[[ EXCERPTED RECORDS open ]]
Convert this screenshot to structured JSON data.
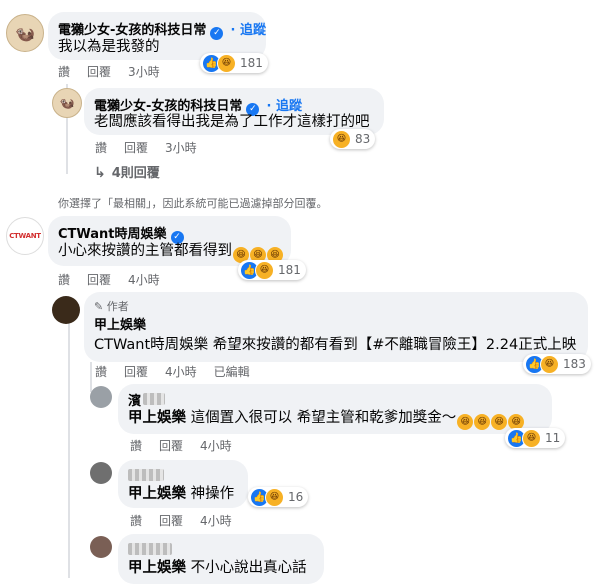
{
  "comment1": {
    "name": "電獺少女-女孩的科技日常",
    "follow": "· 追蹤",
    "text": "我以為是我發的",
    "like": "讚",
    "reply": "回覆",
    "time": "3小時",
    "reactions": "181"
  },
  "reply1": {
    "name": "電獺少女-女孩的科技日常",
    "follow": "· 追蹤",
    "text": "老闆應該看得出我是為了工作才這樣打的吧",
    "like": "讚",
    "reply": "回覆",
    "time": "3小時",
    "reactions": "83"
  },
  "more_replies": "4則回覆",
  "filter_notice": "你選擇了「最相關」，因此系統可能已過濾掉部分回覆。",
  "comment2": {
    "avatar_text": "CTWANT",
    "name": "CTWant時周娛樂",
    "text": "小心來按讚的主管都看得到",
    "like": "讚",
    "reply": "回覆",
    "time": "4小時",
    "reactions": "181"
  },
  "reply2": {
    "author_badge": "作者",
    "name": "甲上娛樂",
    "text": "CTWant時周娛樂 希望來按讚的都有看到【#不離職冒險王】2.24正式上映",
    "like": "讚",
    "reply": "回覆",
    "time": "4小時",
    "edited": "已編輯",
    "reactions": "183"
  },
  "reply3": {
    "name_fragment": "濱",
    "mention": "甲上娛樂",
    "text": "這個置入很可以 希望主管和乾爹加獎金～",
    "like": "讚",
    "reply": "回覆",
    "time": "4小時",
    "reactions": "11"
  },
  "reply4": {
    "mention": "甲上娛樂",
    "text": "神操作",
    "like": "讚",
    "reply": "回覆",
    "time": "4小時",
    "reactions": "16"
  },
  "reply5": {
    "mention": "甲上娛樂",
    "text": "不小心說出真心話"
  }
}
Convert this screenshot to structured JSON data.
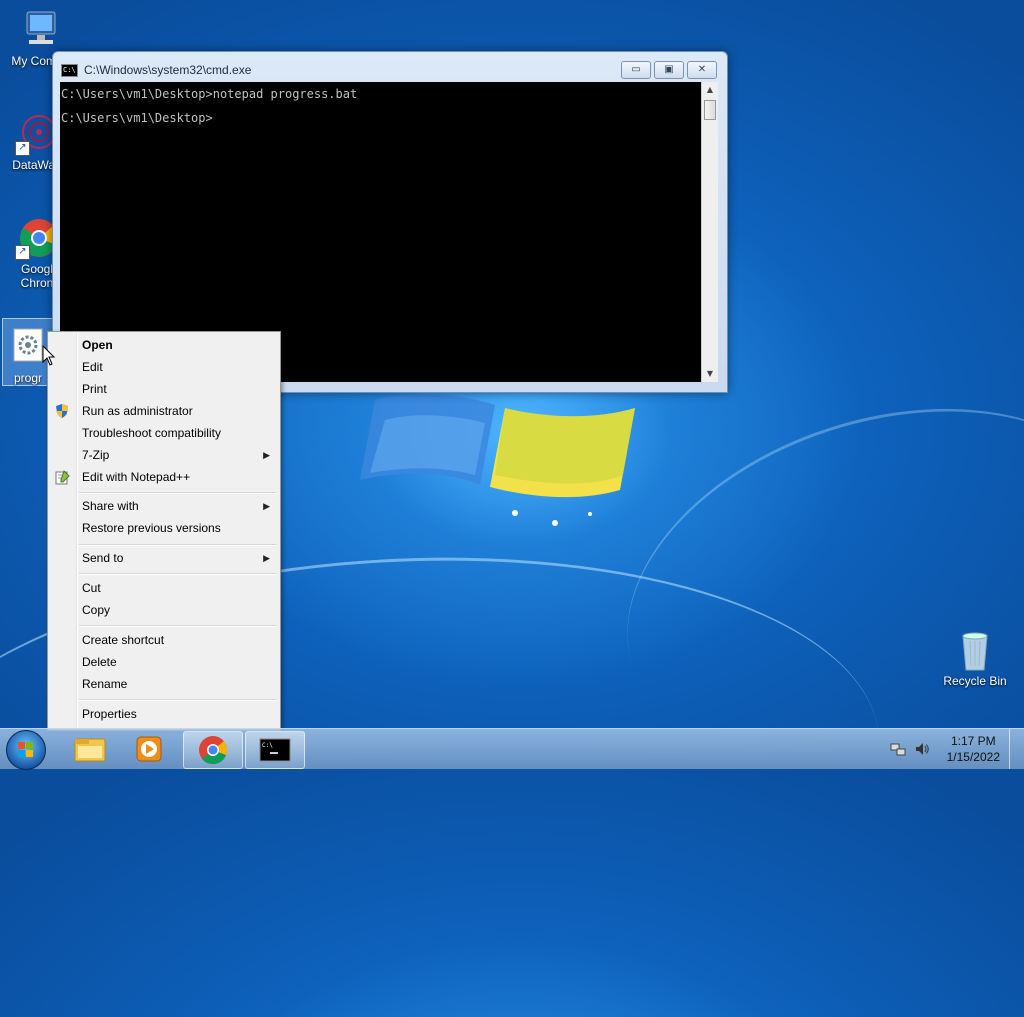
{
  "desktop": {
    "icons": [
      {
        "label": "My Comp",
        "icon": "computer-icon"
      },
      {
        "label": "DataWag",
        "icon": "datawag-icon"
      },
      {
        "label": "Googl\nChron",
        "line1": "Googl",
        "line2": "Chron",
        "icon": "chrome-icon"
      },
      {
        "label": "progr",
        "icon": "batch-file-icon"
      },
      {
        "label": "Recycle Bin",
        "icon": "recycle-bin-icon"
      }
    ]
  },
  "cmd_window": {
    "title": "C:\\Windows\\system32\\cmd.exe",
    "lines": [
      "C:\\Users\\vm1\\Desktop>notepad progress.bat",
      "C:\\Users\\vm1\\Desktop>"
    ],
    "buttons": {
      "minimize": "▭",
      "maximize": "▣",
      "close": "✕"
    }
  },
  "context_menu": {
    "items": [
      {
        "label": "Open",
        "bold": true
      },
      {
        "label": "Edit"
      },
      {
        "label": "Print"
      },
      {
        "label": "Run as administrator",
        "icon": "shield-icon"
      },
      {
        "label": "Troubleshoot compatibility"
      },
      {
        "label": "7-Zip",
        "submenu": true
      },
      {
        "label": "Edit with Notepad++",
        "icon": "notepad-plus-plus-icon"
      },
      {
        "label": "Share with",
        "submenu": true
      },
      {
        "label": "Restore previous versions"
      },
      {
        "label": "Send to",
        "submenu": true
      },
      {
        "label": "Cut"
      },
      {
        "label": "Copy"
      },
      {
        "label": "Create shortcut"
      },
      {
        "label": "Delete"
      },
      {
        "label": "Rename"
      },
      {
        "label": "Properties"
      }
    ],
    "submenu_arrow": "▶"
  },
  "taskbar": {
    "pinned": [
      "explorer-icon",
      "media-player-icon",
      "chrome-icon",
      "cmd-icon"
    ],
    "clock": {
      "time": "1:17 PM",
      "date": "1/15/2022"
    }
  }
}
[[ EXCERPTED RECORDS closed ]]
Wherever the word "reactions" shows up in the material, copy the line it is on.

▶ **RESPONSE**:
    "reactions": "181"
    "reactions": "83"
    "reactions": "181"
    "reactions": "183"
    "reactions": "11"
    "reactions": "16"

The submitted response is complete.